Activity: Pick out each line of the records that includes the string "this", and copy it.

Records from a dataset

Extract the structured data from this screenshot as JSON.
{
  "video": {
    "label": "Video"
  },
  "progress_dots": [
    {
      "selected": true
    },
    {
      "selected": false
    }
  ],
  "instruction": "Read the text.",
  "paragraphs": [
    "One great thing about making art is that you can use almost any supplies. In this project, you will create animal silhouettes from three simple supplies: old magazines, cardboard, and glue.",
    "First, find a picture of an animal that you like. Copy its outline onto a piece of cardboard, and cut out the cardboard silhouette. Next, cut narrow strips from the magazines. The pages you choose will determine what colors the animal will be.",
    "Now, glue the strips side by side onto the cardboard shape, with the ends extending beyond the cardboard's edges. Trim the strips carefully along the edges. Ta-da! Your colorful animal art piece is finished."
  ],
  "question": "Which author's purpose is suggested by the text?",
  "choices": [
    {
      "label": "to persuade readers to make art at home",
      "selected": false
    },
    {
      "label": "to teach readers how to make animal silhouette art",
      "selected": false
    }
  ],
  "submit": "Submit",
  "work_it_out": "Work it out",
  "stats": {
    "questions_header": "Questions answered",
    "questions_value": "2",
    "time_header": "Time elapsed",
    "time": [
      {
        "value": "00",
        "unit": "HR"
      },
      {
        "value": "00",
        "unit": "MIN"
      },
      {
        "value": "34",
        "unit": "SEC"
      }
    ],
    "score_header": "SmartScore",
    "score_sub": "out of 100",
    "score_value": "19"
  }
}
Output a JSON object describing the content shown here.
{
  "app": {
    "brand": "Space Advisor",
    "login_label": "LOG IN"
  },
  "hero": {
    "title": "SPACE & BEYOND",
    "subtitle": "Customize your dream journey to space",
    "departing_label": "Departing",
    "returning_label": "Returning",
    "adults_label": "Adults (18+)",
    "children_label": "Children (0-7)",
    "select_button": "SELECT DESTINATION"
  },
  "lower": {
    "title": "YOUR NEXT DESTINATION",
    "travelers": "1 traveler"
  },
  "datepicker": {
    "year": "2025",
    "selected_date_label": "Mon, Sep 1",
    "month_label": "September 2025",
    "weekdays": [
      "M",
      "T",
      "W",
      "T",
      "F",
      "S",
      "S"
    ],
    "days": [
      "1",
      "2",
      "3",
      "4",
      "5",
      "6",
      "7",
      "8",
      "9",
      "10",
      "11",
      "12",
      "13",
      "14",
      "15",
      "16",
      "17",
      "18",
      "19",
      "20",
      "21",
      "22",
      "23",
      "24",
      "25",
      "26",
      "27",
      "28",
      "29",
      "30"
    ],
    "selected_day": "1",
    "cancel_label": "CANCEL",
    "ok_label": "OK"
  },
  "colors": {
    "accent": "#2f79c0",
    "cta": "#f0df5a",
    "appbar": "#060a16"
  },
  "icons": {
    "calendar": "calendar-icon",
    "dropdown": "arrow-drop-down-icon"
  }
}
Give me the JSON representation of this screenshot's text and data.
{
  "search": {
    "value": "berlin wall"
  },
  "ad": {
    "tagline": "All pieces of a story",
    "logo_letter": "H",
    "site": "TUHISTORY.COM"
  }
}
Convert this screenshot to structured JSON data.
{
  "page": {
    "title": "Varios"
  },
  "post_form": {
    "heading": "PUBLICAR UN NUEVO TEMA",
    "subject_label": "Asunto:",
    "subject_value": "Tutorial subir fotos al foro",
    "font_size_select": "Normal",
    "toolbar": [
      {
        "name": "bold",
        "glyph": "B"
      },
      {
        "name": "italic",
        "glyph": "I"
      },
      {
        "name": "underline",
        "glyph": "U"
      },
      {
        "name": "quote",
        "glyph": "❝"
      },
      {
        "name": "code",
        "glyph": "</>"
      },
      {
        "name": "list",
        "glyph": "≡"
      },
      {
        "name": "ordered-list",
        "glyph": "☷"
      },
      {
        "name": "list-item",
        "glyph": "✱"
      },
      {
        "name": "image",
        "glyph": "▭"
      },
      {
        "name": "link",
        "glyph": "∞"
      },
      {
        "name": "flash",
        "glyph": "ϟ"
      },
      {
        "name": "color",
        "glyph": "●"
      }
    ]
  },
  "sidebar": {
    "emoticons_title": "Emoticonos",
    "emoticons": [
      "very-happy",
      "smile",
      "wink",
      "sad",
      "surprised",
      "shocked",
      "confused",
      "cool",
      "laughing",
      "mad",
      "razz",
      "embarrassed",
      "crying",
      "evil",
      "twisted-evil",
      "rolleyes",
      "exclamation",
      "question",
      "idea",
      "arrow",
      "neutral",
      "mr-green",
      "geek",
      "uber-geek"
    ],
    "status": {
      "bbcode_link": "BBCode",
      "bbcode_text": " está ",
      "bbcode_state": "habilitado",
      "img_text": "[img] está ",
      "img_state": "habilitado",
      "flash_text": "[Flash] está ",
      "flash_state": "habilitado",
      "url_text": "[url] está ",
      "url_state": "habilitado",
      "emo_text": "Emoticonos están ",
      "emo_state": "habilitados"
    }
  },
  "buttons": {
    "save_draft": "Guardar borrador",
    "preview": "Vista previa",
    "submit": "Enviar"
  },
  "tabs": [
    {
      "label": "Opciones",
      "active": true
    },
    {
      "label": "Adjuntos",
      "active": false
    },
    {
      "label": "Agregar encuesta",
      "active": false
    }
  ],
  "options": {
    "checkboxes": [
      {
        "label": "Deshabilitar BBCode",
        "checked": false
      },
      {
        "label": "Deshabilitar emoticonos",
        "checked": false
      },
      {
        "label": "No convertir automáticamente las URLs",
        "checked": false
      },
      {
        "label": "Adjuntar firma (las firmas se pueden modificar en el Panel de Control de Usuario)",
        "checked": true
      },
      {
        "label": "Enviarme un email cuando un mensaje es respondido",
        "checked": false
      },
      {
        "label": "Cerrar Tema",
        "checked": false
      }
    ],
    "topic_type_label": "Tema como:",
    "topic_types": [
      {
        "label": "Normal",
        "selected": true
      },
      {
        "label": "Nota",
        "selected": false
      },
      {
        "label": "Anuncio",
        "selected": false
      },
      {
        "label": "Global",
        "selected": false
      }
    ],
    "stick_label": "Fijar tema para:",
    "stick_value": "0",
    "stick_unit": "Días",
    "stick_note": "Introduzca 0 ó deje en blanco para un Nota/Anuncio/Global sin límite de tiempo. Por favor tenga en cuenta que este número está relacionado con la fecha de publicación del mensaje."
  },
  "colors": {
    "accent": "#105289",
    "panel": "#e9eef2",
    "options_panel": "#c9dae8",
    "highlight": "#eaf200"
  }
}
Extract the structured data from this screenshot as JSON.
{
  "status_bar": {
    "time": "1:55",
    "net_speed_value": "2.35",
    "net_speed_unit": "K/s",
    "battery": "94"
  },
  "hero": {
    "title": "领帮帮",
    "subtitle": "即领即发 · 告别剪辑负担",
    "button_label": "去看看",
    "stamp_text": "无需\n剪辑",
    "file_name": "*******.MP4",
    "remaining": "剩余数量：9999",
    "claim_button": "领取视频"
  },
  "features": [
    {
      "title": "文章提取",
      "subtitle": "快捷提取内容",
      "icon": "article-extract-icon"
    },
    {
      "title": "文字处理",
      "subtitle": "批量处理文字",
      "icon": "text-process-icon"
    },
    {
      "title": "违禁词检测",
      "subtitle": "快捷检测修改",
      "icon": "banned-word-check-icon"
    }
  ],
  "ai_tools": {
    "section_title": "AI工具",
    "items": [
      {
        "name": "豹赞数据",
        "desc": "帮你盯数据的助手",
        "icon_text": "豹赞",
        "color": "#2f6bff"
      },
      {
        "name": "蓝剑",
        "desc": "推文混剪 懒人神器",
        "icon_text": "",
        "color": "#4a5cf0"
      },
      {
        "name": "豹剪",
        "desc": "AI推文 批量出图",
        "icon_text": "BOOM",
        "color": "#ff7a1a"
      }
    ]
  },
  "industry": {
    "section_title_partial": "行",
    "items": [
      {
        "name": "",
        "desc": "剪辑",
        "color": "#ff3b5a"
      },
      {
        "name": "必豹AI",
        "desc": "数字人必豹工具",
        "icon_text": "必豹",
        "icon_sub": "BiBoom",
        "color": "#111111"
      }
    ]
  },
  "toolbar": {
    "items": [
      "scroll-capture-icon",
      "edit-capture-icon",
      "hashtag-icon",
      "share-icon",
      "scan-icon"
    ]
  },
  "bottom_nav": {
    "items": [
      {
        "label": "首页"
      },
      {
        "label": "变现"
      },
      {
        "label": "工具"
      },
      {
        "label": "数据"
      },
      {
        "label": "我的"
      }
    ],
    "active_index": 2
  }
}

Task solution:
Extract the structured data from this screenshot as JSON.
    "One great thing about making art is that you can use almost any supplies. In this project, you will create animal silhouettes from three simple supplies: old magazines, cardboard, and glue.",
Give me the JSON representation of this screenshot's text and data.
Convert this screenshot to structured JSON data.
Extract the structured data from this screenshot as JSON.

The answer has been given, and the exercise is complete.